IT’S NOT hard to understand why some in the New Zealand rugby media might be taking a little bit of joy out of the Chiefs recent losing run in Super Rugby Aotearoa. Losing eight games on the spin is enough to heap pressure on any coach at any level at any club and Warren Gatland is no different after the Chiefs loss to the Crusaders at home this weekend.
The knives are out. Am I surprised? No. Just three years ago, Gatland was a pantomime villain in New Zealand as he accused the local media of running a smear campaign against him during the Lions Tour so the reaction to his struggles in Super Rugby Aotearoa.
There’s certainly an element of recency bias to the Chief’s troubles. Prior to the lockdown, the Chiefs were fifth overall in Super Rugby, third in the New Zealand conference and boasted a W over the Crusaders at home alongside a big away win over the Blues in Auckland.
It’s hard to know how the Chiefs would have fared over the rest of Super Rugby 2020 in a non-pandemic reality but I think it’s a fair assumption that Gatland probably wouldn’t be staring at the kind of record that he’s looking at today. Results-wise, there’s no argument that it’s been a poor run but context is everything.
Trading last-minute drop goals to lose the opening game against the Highlanders by a point was unfortunate and the manner of their implosion in the second half against the same opponent a few rounds later that saw them lose a 24-7 lead would be enough to damn any coach.
Throw in a few contentious losses with a hint of refereeing injustice and a few narrow losses in what has an argument for being the most top-heavy, high-quality mini-league in club rugby and you can see how Gatland and the Chiefs ended up where they find themselves.
That said, it isn’t all bad luck and refereeing decisions that are costing the Chiefs. I don’t think it’s fair to assess the Chiefs’ poor run without mentioning their absentee list. Their second-row has been pretty badly hit.
They lost Brodie Retallick to a Japanese sabbatical before the season and then lost Michael Allerdice and Laghlan McWhannell to season-ending injuries prior to Super Rugby Aotearoa. Tyler Ardron, a talented flanker who had been deputising for them in the second-row during Super Rugby, left to go Castres Olympique at the end of June.
Any side in the world would miss Brodie Retallick, a second row who could comfortably claim to be one of the top five players in the game in the position but a side that’s missing two of their other specialist senior locks at the same time makes it a crisis point.

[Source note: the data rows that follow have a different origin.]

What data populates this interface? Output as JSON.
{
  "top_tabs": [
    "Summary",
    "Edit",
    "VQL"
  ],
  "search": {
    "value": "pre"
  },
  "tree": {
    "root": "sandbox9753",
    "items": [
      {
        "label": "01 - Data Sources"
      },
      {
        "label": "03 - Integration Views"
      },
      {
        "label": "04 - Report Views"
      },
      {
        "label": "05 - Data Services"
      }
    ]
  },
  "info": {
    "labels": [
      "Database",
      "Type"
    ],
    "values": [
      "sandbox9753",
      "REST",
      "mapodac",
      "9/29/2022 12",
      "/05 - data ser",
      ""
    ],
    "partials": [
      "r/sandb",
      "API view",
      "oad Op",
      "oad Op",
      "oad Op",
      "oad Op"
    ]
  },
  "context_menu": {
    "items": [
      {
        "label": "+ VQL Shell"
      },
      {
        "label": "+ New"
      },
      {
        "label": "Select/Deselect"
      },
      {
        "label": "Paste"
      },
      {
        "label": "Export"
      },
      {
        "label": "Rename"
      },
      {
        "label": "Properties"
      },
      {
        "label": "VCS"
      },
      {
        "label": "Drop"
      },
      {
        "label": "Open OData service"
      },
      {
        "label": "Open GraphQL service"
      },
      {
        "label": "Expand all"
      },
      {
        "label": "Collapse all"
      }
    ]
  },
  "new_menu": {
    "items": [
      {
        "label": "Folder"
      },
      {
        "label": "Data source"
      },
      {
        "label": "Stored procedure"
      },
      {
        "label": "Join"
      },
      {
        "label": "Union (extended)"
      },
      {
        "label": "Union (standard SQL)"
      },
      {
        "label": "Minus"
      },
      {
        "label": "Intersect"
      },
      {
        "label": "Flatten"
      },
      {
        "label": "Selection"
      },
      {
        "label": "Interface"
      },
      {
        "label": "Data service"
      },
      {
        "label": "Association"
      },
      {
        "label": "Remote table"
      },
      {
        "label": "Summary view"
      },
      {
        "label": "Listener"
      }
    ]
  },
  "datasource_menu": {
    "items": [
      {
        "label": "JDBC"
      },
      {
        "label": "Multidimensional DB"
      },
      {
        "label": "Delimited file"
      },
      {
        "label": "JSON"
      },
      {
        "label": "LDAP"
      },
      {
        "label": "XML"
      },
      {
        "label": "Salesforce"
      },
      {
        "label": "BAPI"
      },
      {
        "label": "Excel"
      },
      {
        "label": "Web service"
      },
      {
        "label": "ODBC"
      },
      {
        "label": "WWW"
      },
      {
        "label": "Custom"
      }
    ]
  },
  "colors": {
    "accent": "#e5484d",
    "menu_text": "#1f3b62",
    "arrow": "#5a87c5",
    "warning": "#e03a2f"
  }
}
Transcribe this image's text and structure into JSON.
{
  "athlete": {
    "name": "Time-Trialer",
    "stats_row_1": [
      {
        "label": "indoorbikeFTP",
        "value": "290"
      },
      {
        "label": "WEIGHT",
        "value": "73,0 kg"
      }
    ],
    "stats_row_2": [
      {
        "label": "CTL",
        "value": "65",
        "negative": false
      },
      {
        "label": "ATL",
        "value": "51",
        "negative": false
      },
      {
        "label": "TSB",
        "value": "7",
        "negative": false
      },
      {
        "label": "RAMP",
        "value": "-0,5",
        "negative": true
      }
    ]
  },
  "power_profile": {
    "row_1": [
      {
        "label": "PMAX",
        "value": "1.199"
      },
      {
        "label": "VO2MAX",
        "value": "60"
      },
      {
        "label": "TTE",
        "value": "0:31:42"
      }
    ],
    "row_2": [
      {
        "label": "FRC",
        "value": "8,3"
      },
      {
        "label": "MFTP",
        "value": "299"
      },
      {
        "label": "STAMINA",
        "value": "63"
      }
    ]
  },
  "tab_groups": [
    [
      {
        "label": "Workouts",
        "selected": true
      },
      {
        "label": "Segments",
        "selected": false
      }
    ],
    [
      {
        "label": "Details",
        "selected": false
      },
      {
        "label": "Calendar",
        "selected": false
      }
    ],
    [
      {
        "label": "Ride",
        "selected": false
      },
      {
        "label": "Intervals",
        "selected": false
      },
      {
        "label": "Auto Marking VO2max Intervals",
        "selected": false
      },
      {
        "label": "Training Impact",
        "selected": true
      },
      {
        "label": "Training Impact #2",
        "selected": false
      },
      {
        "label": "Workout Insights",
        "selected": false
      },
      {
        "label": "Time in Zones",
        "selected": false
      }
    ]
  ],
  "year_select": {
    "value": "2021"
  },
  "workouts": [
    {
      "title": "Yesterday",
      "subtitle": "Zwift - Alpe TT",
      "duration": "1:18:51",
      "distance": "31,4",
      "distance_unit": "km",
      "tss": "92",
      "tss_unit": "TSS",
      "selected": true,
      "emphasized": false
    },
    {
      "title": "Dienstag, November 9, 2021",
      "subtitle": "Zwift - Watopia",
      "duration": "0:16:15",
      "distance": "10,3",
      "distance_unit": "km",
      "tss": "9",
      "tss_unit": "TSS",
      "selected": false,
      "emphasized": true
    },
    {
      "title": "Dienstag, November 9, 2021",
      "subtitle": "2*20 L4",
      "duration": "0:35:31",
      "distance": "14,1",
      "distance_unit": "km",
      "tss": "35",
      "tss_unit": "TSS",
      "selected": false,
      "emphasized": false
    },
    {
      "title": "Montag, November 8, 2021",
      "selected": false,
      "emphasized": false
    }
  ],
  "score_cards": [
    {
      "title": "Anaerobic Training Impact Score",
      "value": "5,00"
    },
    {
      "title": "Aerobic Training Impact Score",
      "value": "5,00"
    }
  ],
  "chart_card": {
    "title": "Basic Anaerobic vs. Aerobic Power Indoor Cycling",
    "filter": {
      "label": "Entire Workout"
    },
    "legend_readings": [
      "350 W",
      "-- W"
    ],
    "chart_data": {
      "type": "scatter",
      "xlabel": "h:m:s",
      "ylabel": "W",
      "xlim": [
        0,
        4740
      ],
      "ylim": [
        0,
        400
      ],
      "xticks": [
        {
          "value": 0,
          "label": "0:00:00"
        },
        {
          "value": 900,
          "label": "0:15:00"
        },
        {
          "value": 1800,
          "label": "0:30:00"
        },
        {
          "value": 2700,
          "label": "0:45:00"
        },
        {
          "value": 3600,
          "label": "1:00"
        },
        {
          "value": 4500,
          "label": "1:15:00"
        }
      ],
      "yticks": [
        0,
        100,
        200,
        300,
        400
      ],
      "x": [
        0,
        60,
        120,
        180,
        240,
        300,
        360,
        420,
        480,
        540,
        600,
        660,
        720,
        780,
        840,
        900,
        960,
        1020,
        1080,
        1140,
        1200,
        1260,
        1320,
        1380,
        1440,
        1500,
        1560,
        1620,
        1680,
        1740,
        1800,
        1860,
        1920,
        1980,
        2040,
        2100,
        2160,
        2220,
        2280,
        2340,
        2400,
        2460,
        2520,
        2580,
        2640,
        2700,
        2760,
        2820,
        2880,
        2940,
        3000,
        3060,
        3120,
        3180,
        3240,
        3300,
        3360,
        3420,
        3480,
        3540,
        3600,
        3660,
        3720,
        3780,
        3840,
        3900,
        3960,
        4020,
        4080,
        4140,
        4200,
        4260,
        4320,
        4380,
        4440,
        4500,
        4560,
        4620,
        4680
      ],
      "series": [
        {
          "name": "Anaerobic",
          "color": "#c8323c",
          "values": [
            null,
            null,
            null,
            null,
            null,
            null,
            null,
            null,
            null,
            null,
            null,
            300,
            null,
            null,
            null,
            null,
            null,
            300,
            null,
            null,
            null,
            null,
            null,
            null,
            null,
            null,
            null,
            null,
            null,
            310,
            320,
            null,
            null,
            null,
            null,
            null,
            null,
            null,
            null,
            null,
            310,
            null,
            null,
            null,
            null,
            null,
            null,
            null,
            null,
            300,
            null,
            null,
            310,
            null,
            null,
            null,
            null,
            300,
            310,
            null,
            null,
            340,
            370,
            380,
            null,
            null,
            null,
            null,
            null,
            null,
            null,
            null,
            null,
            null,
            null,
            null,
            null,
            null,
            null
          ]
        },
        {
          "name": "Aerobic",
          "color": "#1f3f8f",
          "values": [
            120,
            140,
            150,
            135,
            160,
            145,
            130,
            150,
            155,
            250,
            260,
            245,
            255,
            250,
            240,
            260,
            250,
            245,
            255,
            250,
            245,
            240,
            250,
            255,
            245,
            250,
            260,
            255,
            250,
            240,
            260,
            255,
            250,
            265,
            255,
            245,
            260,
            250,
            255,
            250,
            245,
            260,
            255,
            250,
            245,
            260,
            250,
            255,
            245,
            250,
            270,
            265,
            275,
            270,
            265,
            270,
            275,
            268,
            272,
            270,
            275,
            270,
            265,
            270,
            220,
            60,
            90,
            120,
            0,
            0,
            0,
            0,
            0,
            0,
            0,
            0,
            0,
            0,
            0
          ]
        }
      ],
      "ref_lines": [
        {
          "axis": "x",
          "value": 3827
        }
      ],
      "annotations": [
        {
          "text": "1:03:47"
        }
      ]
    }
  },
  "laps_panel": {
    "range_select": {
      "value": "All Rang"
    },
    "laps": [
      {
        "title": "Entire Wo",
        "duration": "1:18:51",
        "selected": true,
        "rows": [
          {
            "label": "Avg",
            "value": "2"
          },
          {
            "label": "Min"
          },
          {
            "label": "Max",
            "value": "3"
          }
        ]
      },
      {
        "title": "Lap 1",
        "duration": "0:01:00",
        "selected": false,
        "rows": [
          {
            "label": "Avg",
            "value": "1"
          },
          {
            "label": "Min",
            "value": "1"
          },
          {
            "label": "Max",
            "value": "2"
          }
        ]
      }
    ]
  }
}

So it’s fair to say that Gatland has been working with a reduced hand in a number of crucial areas and that, naturally, will have a knock-on effect on results. The front five injuries and sabbaticals alone would be enough to substantially affect most sides but that context tends to get lost after your fourth loss in a row and is actively ignored by the time your eight loss on the spin rolls about.
That’s just life at the top end of professional rugby. In the medium term, Gatland is due to leave the Chiefs for the Lions year, to be replaced by Clayton McMillan as an interim coach.

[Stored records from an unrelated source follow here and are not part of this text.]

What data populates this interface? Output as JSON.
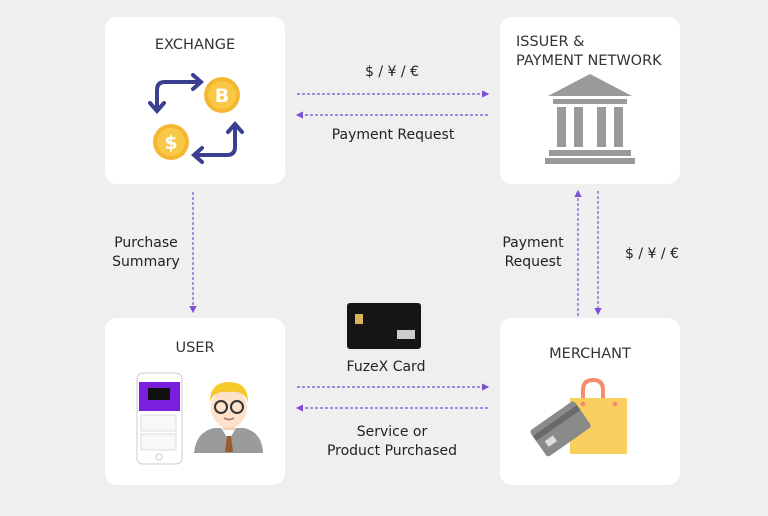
{
  "nodes": {
    "exchange": {
      "title": "EXCHANGE"
    },
    "issuer": {
      "title_line1": "ISSUER &",
      "title_line2": "PAYMENT NETWORK"
    },
    "user": {
      "title": "USER"
    },
    "merchant": {
      "title": "MERCHANT"
    }
  },
  "edges": {
    "exchange_issuer_currency": "$ / ¥ / €",
    "issuer_exchange_request": "Payment Request",
    "exchange_user_line1": "Purchase",
    "exchange_user_line2": "Summary",
    "merchant_issuer_line1": "Payment",
    "merchant_issuer_line2": "Request",
    "issuer_merchant_currency": "$ / ¥ / €",
    "user_merchant_card": "FuzeX Card",
    "merchant_user_line1": "Service or",
    "merchant_user_line2": "Product Purchased"
  },
  "colors": {
    "arrow": "#7b4fd6",
    "background": "#efefef",
    "coin": "#f5b731",
    "exchange_arrow": "#3a3f8f",
    "bank": "#9a9a9a",
    "bag": "#f9cf5f",
    "phone_header": "#7a1fe0"
  },
  "icons": [
    "exchange-cycle-icon",
    "bitcoin-coin-icon",
    "dollar-coin-icon",
    "bank-icon",
    "phone-icon",
    "user-avatar-icon",
    "fuzex-card-icon",
    "credit-card-icon",
    "shopping-bag-icon"
  ]
}
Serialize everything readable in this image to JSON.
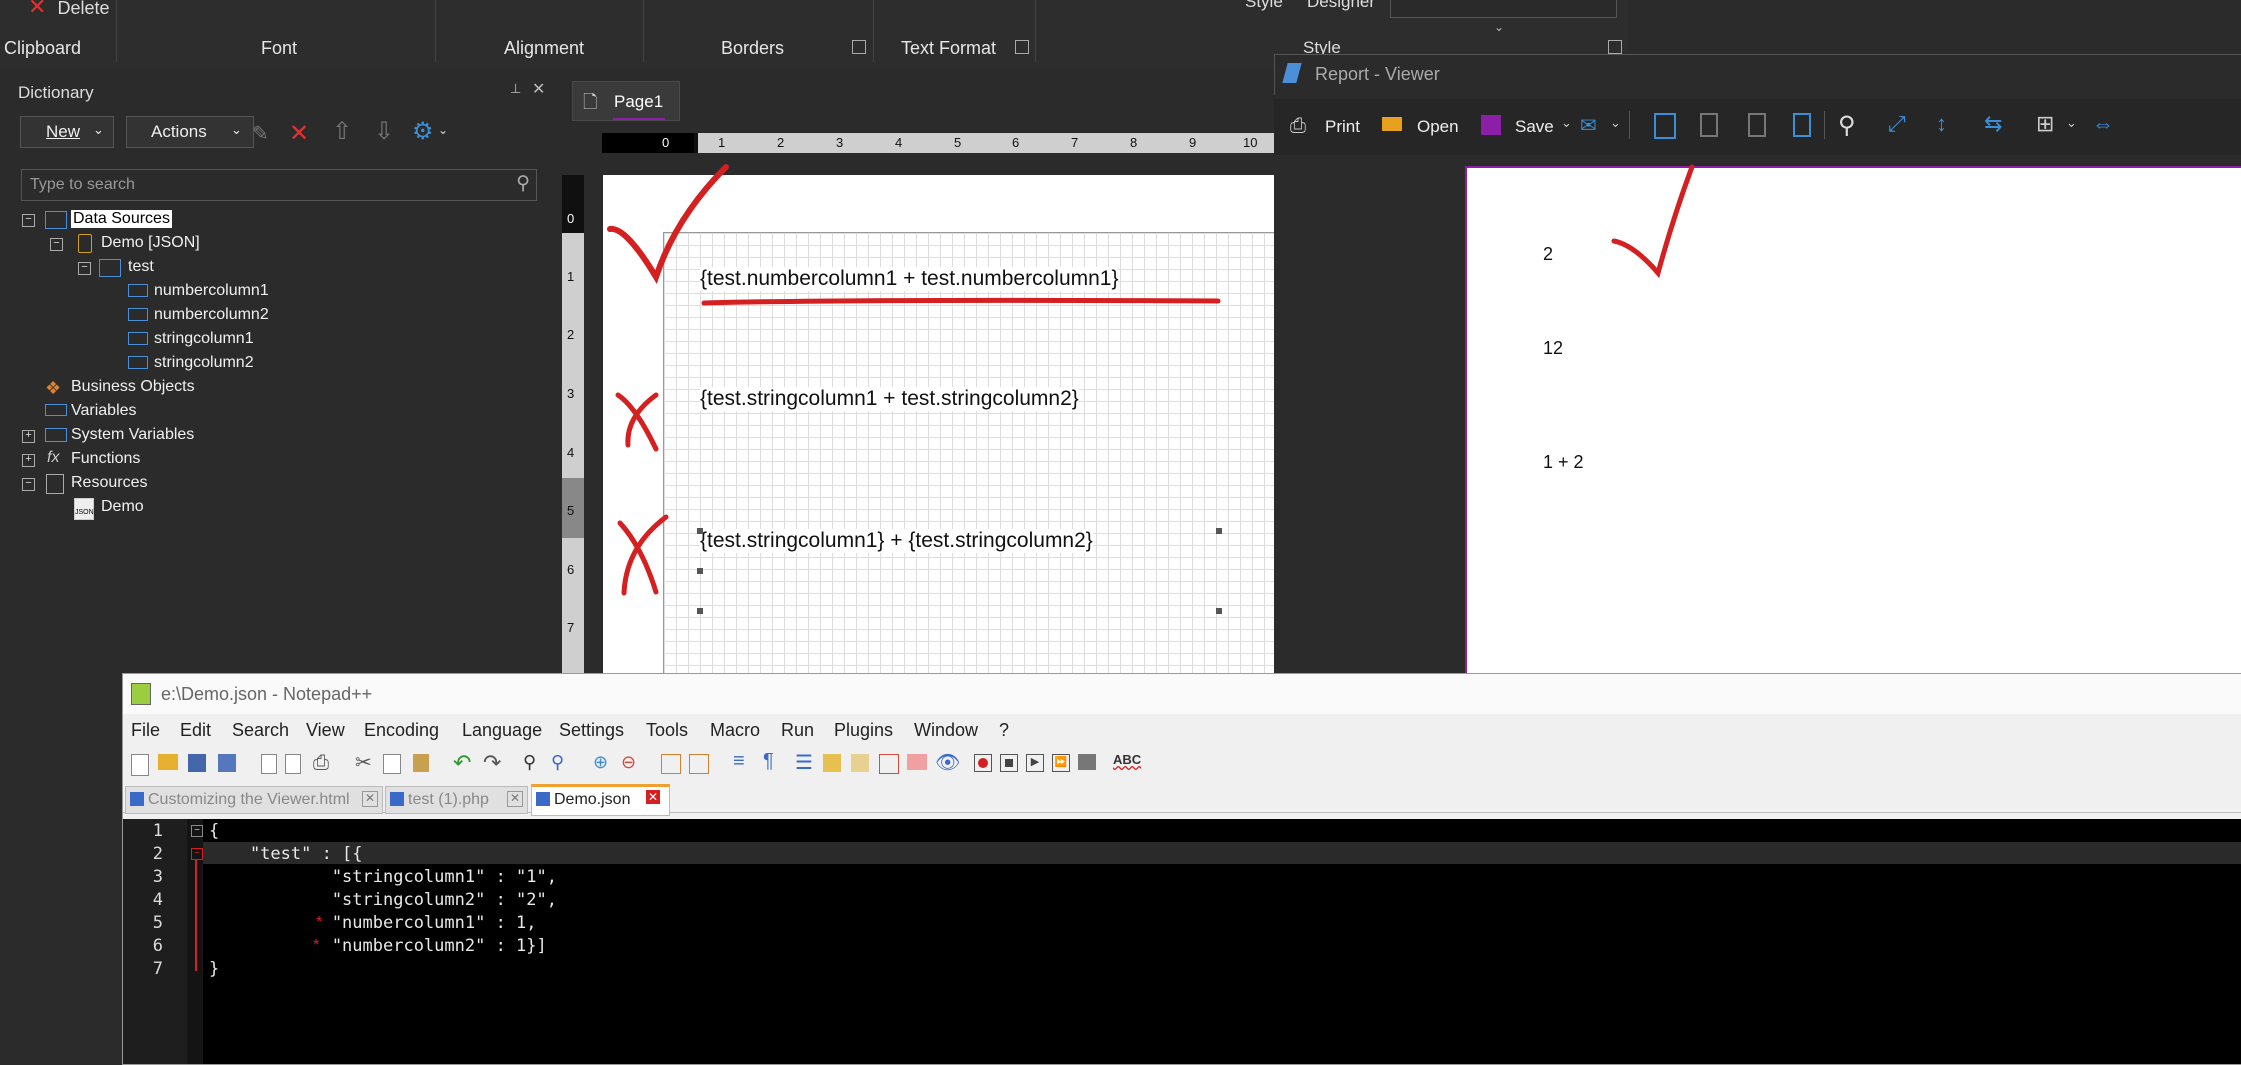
{
  "ribbon": {
    "delete_label": "Delete",
    "style_label": "Style",
    "designer_label": "Designer",
    "style_group_label": "Style",
    "groups": [
      "Clipboard",
      "Font",
      "Alignment",
      "Borders",
      "Text Format"
    ]
  },
  "dictionary": {
    "title": "Dictionary",
    "new_label": "New",
    "actions_label": "Actions",
    "search_placeholder": "Type to search",
    "tree": {
      "data_sources": "Data Sources",
      "demo_json": "Demo [JSON]",
      "test": "test",
      "col1": "numbercolumn1",
      "col2": "numbercolumn2",
      "col3": "stringcolumn1",
      "col4": "stringcolumn2",
      "business_objects": "Business Objects",
      "variables": "Variables",
      "system_variables": "System Variables",
      "functions": "Functions",
      "resources": "Resources",
      "demo": "Demo"
    }
  },
  "designer": {
    "page_tab": "Page1",
    "ruler_top": [
      "0",
      "1",
      "2",
      "3",
      "4",
      "5",
      "6",
      "7",
      "8",
      "9",
      "10"
    ],
    "ruler_left": [
      "0",
      "1",
      "2",
      "3",
      "4",
      "5",
      "6",
      "7"
    ],
    "expr1": "{test.numbercolumn1 + test.numbercolumn1}",
    "expr2": "{test.stringcolumn1 + test.stringcolumn2}",
    "expr3": "{test.stringcolumn1} + {test.stringcolumn2}"
  },
  "viewer": {
    "title": "Report - Viewer",
    "print_label": "Print",
    "open_label": "Open",
    "save_label": "Save",
    "results": [
      "2",
      "12",
      "1 + 2"
    ]
  },
  "notepad": {
    "title": "e:\\Demo.json - Notepad++",
    "menu": [
      "File",
      "Edit",
      "Search",
      "View",
      "Encoding",
      "Language",
      "Settings",
      "Tools",
      "Macro",
      "Run",
      "Plugins",
      "Window",
      "?"
    ],
    "tabs": [
      "Customizing the Viewer.html",
      "test (1).php",
      "Demo.json"
    ],
    "line_numbers": [
      "1",
      "2",
      "3",
      "4",
      "5",
      "6",
      "7"
    ],
    "lines": [
      "{",
      "    \"test\" : [{",
      "            \"stringcolumn1\" : \"1\",",
      "            \"stringcolumn2\" : \"2\",",
      "            \"numbercolumn1\" : 1,",
      "            \"numbercolumn2\" : 1}]",
      "}"
    ]
  },
  "colors": {
    "annotation_red": "#d42020",
    "accent_purple": "#8b1fa8",
    "viewer_toolbar_blue": "#3a8fd8"
  }
}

McMillian will have a cleared injury list – you would hope – and a returned Brodie Retallick in the ranks. Retallick alone will make all the difference but a fresh Luke Jacobsen and Nathan Harris alongside the likes of Sam Cane, Lachlan Boshier and Nepu Laulala will make a world of difference.
The Chiefs have decisions to make in certain contracts but the base is already there to seriously improve on what has been a disappointing Super Rugby Aotearoa campaign so far. The ultimate moral of the story is, don’t count out Warren Gatland just yet.